While 94 percent of the companies RightScale surveyed claim to be running workloads in the cloud, few of them seem to be doing it particularly well. They may tout their hybrid cloud “strategy,” for example, but when asked what their biggest challenges were, the answer was “We can’t seem to get a handle on all this adoption”—despite the fact that 66 percent of those surveyed said they have a central cloud team, according to the Flexera survey.

Between a lack of governance and ability to keep cloud costs in control is perhaps the root of it all: a lack of qualified personnel. Or, spun a different way, these enterprises may have plenty of qualified AWS, Azure, or GCP personnel, but they’re all running siloed applications in siloed cloud deployments in the enterprise. On average, enterprises are running five clouds, spread between private and public clouds. If that sounds like “strategy,” well, you’re not paying attention.

Oh, and by the way, the problems are only getting worse, according to the Flexera survey.

Again, if you’ve ever worked in a large enterprise, none of these findings will surprise you. Nor will it shock you to discover that by far the biggest priority for these organizations is to make better use (and wring cost savings from) existing clouds, rather than to chase down new services at new clouds.

Finally, it should shock no one that surveying CIOs to uncover the “strategy” driving cloud adoption is a bit of a lost cause.

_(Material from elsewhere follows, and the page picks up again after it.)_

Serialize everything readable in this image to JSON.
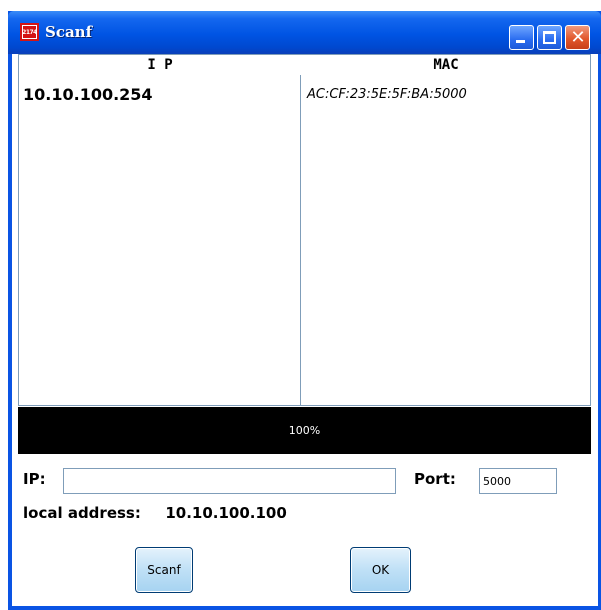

Developers are the ones spinning up cloud infrastructure to support applications they’re building. CIOs may try to rationalize this after the fact as a multicloud or hybrid strategy, but it’s really just an echo of something Billy Marshall said years ago, with reference to open source adoption: The CIO is the last to know.